What you return must match the data below exactly, minus any pictures.

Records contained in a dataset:
'''
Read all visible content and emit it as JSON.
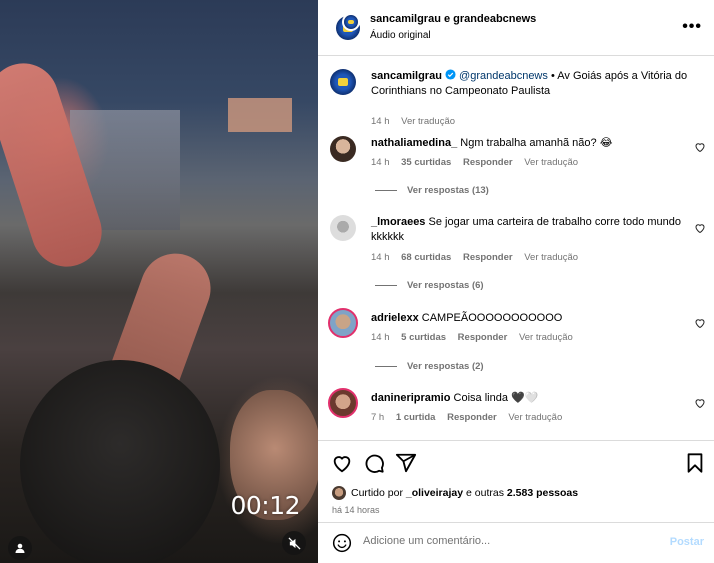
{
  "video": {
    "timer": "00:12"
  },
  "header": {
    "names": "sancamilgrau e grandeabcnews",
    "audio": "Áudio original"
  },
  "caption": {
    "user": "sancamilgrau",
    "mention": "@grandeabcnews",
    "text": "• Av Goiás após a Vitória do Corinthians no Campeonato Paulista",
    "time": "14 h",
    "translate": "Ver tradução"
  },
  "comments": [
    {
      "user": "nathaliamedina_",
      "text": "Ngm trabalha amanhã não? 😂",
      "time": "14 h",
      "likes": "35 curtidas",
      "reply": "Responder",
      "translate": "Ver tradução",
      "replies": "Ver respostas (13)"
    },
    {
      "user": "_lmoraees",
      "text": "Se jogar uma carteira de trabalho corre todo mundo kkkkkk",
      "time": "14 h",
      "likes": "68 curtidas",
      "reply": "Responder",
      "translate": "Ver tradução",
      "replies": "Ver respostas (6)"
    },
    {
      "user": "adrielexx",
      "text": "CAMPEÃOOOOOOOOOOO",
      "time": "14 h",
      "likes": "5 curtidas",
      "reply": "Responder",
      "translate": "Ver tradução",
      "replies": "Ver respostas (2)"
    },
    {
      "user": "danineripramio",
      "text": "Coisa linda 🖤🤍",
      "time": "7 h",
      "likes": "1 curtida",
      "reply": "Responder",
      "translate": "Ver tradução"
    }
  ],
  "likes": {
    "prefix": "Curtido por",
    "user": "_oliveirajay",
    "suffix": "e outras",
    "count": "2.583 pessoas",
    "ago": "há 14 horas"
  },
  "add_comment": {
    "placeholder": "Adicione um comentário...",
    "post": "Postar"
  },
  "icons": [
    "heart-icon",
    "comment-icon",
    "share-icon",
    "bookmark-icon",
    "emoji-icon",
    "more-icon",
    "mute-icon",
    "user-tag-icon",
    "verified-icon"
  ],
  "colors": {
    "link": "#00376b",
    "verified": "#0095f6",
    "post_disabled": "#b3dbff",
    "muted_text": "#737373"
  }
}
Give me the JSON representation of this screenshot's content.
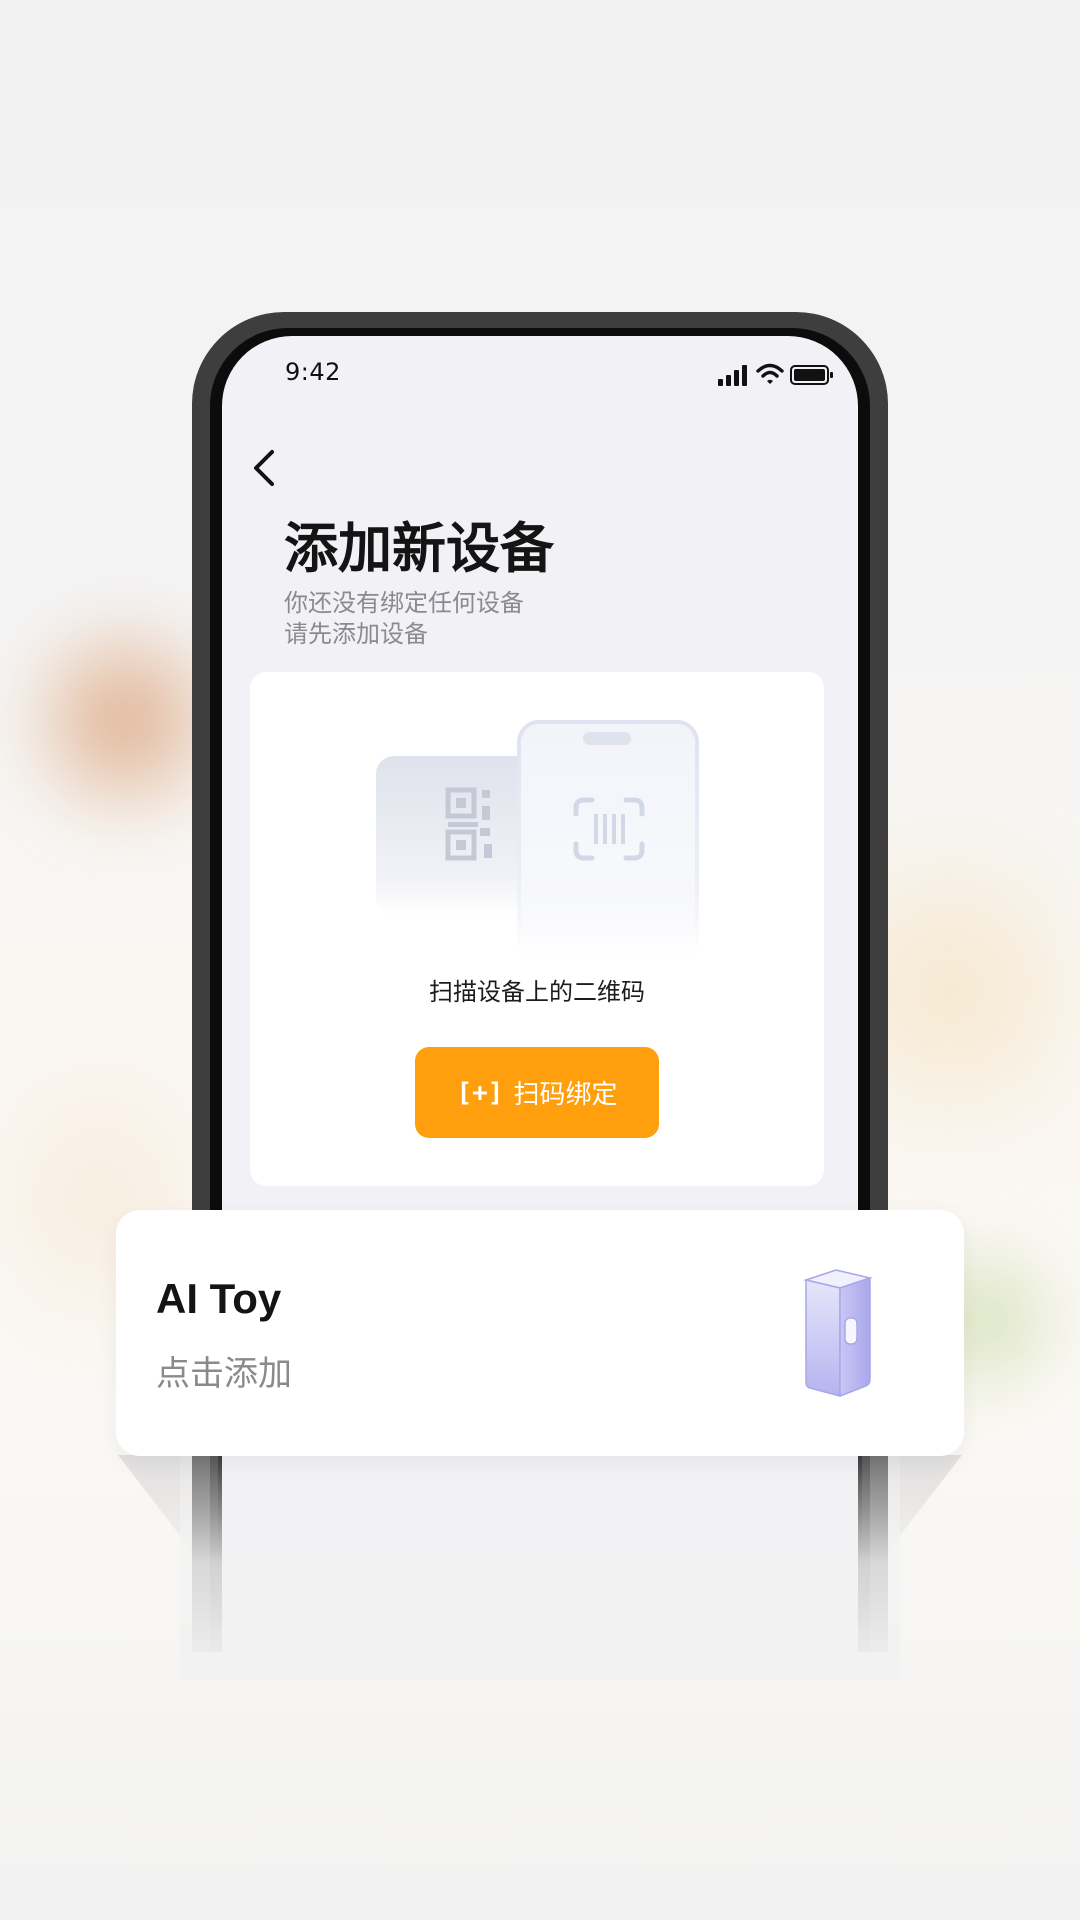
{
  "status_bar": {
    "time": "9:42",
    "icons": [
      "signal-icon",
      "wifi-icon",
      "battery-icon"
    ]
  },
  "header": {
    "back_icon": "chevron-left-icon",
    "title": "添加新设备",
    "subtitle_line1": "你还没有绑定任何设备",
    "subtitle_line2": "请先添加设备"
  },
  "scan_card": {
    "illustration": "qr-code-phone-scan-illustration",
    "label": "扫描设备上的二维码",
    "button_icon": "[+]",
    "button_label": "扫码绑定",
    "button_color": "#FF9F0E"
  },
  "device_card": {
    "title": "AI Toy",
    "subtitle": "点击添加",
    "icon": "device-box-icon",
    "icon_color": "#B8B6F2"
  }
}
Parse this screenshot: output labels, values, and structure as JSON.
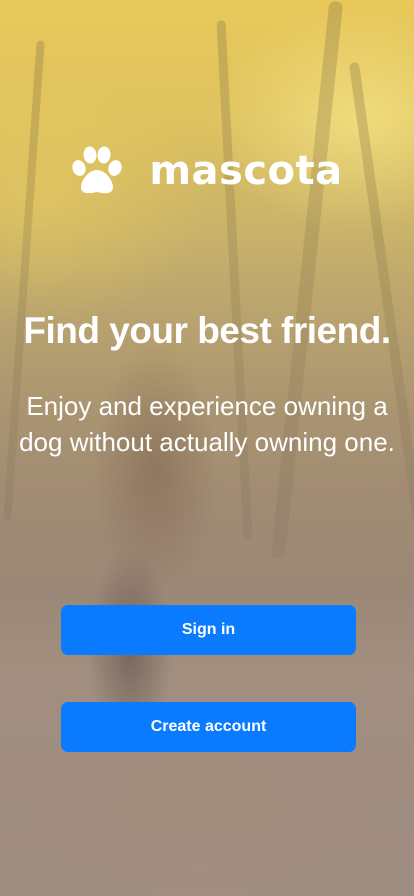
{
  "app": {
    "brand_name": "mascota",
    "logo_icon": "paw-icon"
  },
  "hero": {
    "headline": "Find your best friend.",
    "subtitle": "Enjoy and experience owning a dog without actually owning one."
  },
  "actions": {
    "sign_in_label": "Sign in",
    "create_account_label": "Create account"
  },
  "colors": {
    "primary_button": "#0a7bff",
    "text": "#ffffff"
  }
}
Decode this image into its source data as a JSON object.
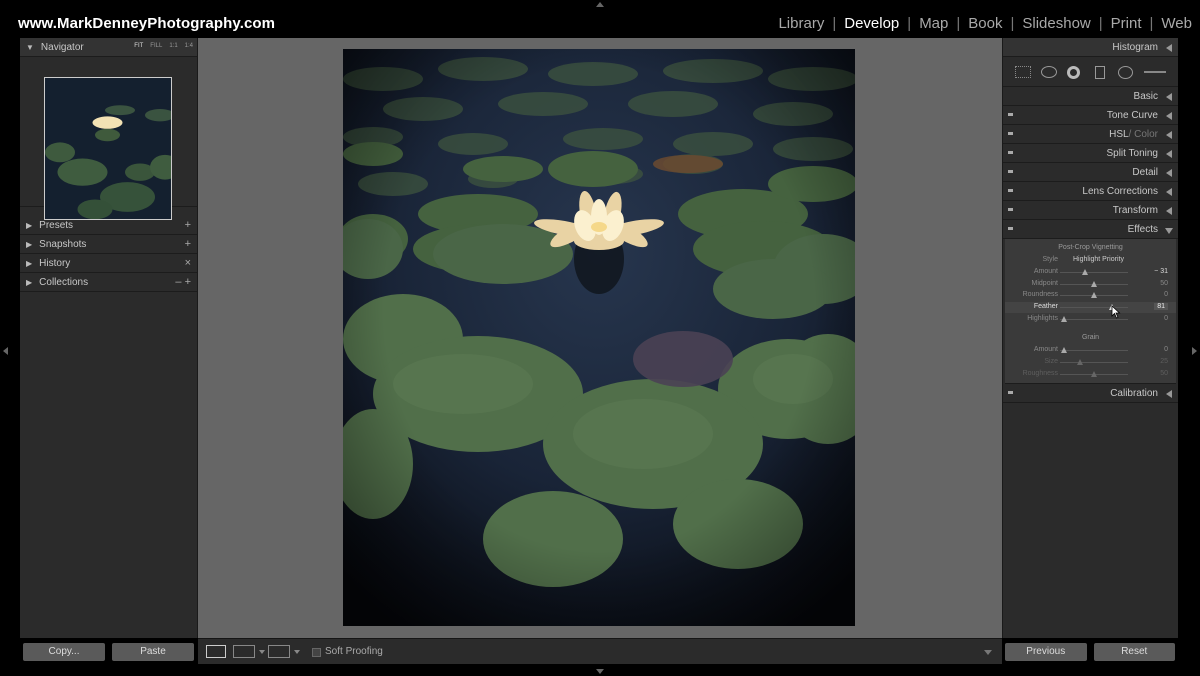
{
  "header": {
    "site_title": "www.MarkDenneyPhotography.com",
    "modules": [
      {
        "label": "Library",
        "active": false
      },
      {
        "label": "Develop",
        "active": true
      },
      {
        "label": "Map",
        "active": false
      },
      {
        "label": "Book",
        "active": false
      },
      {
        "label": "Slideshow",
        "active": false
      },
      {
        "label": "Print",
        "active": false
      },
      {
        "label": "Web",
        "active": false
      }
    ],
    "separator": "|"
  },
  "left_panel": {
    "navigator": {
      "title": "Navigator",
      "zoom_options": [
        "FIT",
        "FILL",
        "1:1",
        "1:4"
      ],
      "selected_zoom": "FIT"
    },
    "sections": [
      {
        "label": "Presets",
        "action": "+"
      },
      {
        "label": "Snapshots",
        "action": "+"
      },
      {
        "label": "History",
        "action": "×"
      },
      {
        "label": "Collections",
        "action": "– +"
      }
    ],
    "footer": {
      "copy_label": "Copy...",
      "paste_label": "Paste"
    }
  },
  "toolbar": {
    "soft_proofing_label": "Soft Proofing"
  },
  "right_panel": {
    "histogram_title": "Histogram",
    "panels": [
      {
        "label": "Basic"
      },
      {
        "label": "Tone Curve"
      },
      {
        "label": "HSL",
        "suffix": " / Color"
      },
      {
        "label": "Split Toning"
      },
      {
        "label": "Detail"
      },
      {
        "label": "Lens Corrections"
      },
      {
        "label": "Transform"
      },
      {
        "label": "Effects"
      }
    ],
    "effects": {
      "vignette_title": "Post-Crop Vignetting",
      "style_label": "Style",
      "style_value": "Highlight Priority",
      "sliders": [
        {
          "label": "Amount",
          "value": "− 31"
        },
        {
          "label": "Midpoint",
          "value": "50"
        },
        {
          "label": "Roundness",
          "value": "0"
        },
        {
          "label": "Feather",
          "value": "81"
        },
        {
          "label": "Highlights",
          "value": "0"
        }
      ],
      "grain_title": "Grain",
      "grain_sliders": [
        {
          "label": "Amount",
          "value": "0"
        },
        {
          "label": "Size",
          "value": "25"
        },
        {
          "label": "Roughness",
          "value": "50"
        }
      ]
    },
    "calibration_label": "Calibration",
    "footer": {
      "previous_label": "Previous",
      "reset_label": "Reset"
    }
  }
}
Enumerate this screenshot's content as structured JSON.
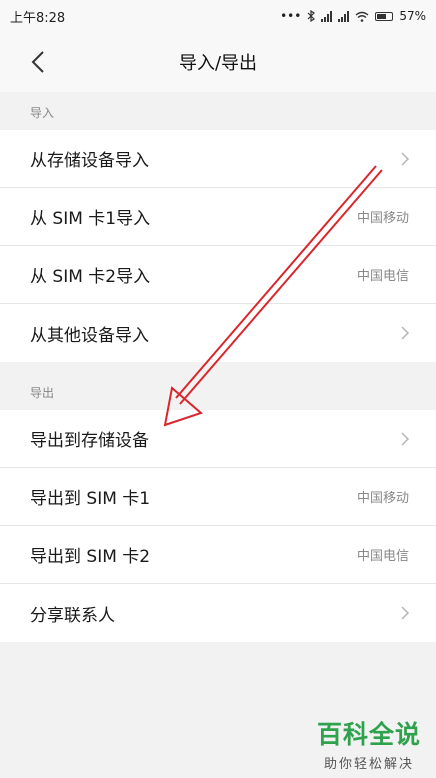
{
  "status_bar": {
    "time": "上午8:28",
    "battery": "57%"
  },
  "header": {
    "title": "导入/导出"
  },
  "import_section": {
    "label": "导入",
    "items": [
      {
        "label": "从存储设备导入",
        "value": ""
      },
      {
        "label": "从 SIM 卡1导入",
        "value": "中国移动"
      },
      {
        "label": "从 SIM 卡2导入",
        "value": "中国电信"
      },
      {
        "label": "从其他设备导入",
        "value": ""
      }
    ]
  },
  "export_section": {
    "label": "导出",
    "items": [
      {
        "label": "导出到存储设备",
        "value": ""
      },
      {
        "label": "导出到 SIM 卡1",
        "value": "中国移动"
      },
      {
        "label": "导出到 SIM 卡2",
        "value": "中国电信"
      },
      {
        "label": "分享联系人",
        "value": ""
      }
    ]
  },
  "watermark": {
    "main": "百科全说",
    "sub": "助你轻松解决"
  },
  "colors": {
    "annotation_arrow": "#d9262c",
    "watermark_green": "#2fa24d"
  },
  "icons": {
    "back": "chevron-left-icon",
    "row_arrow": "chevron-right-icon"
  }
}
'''
◆ **ANSWER TO THE EXERCISE**:
Read all visible content and emit it as JSON.
{
  "video": {
    "timer": "00:12"
  },
  "header": {
    "names": "sancamilgrau e grandeabcnews",
    "audio": "Áudio original"
  },
  "caption": {
    "user": "sancamilgrau",
    "mention": "@grandeabcnews",
    "text": "• Av Goiás após a Vitória do Corinthians no Campeonato Paulista",
    "time": "14 h",
    "translate": "Ver tradução"
  },
  "comments": [
    {
      "user": "nathaliamedina_",
      "text": "Ngm trabalha amanhã não? 😂",
      "time": "14 h",
      "likes": "35 curtidas",
      "reply": "Responder",
      "translate": "Ver tradução",
      "replies": "Ver respostas (13)"
    },
    {
      "user": "_lmoraees",
      "text": "Se jogar uma carteira de trabalho corre todo mundo kkkkkk",
      "time": "14 h",
      "likes": "68 curtidas",
      "reply": "Responder",
      "translate": "Ver tradução",
      "replies": "Ver respostas (6)"
    },
    {
      "user": "adrielexx",
      "text": "CAMPEÃOOOOOOOOOOO",
      "time": "14 h",
      "likes": "5 curtidas",
      "reply": "Responder",
      "translate": "Ver tradução",
      "replies": "Ver respostas (2)"
    },
    {
      "user": "danineripramio",
      "text": "Coisa linda 🖤🤍",
      "time": "7 h",
      "likes": "1 curtida",
      "reply": "Responder",
      "translate": "Ver tradução"
    }
  ],
  "likes": {
    "prefix": "Curtido por",
    "user": "_oliveirajay",
    "suffix": "e outras",
    "count": "2.583 pessoas",
    "ago": "há 14 horas"
  },
  "add_comment": {
    "placeholder": "Adicione um comentário...",
    "post": "Postar"
  },
  "icons": [
    "heart-icon",
    "comment-icon",
    "share-icon",
    "bookmark-icon",
    "emoji-icon",
    "more-icon",
    "mute-icon",
    "user-tag-icon",
    "verified-icon"
  ],
  "colors": {
    "link": "#00376b",
    "verified": "#0095f6",
    "post_disabled": "#b3dbff",
    "muted_text": "#737373"
  }
}
Give me the JSON representation of this screenshot's content.
{
  "status_bar": {
    "time": "9:42",
    "icons": [
      "signal-icon",
      "wifi-icon",
      "battery-icon"
    ]
  },
  "header": {
    "back_icon": "chevron-left-icon",
    "title": "添加新设备",
    "subtitle_line1": "你还没有绑定任何设备",
    "subtitle_line2": "请先添加设备"
  },
  "scan_card": {
    "illustration": "qr-code-phone-scan-illustration",
    "label": "扫描设备上的二维码",
    "button_icon": "[+]",
    "button_label": "扫码绑定",
    "button_color": "#FF9F0E"
  },
  "device_card": {
    "title": "AI Toy",
    "subtitle": "点击添加",
    "icon": "device-box-icon",
    "icon_color": "#B8B6F2"
  }
}
Parse this screenshot: output labels, values, and structure as JSON.
{
  "app": {
    "brand_name": "mascota",
    "logo_icon": "paw-icon"
  },
  "hero": {
    "headline": "Find your best friend.",
    "subtitle": "Enjoy and experience owning a dog without actually owning one."
  },
  "actions": {
    "sign_in_label": "Sign in",
    "create_account_label": "Create account"
  },
  "colors": {
    "primary_button": "#0a7bff",
    "text": "#ffffff"
  }
}
Decode this image into its source data as a JSON object.
{
  "header": {
    "site_title": "www.MarkDenneyPhotography.com",
    "modules": [
      {
        "label": "Library",
        "active": false
      },
      {
        "label": "Develop",
        "active": true
      },
      {
        "label": "Map",
        "active": false
      },
      {
        "label": "Book",
        "active": false
      },
      {
        "label": "Slideshow",
        "active": false
      },
      {
        "label": "Print",
        "active": false
      },
      {
        "label": "Web",
        "active": false
      }
    ],
    "separator": "|"
  },
  "left_panel": {
    "navigator": {
      "title": "Navigator",
      "zoom_options": [
        "FIT",
        "FILL",
        "1:1",
        "1:4"
      ],
      "selected_zoom": "FIT"
    },
    "sections": [
      {
        "label": "Presets",
        "action": "+"
      },
      {
        "label": "Snapshots",
        "action": "+"
      },
      {
        "label": "History",
        "action": "×"
      },
      {
        "label": "Collections",
        "action": "– +"
      }
    ],
    "footer": {
      "copy_label": "Copy...",
      "paste_label": "Paste"
    }
  },
  "toolbar": {
    "soft_proofing_label": "Soft Proofing"
  },
  "right_panel": {
    "histogram_title": "Histogram",
    "panels": [
      {
        "label": "Basic"
      },
      {
        "label": "Tone Curve"
      },
      {
        "label": "HSL",
        "suffix": " / Color"
      },
      {
        "label": "Split Toning"
      },
      {
        "label": "Detail"
      },
      {
        "label": "Lens Corrections"
      },
      {
        "label": "Transform"
      },
      {
        "label": "Effects"
      }
    ],
    "effects": {
      "vignette_title": "Post-Crop Vignetting",
      "style_label": "Style",
      "style_value": "Highlight Priority",
      "sliders": [
        {
          "label": "Amount",
          "value": "− 31"
        },
        {
          "label": "Midpoint",
          "value": "50"
        },
        {
          "label": "Roundness",
          "value": "0"
        },
        {
          "label": "Feather",
          "value": "81"
        },
        {
          "label": "Highlights",
          "value": "0"
        }
      ],
      "grain_title": "Grain",
      "grain_sliders": [
        {
          "label": "Amount",
          "value": "0"
        },
        {
          "label": "Size",
          "value": "25"
        },
        {
          "label": "Roughness",
          "value": "50"
        }
      ]
    },
    "calibration_label": "Calibration",
    "footer": {
      "previous_label": "Previous",
      "reset_label": "Reset"
    }
  }
}
Enumerate this screenshot's content as structured JSON.
{
  "status_bar": {
    "time": "上午8:28",
    "battery": "57%"
  },
  "header": {
    "title": "导入/导出"
  },
  "import_section": {
    "label": "导入",
    "items": [
      {
        "label": "从存储设备导入",
        "value": ""
      },
      {
        "label": "从 SIM 卡1导入",
        "value": "中国移动"
      },
      {
        "label": "从 SIM 卡2导入",
        "value": "中国电信"
      },
      {
        "label": "从其他设备导入",
        "value": ""
      }
    ]
  },
  "export_section": {
    "label": "导出",
    "items": [
      {
        "label": "导出到存储设备",
        "value": ""
      },
      {
        "label": "导出到 SIM 卡1",
        "value": "中国移动"
      },
      {
        "label": "导出到 SIM 卡2",
        "value": "中国电信"
      },
      {
        "label": "分享联系人",
        "value": ""
      }
    ]
  },
  "watermark": {
    "main": "百科全说",
    "sub": "助你轻松解决"
  },
  "colors": {
    "annotation_arrow": "#d9262c",
    "watermark_green": "#2fa24d"
  },
  "icons": {
    "back": "chevron-left-icon",
    "row_arrow": "chevron-right-icon"
  }
}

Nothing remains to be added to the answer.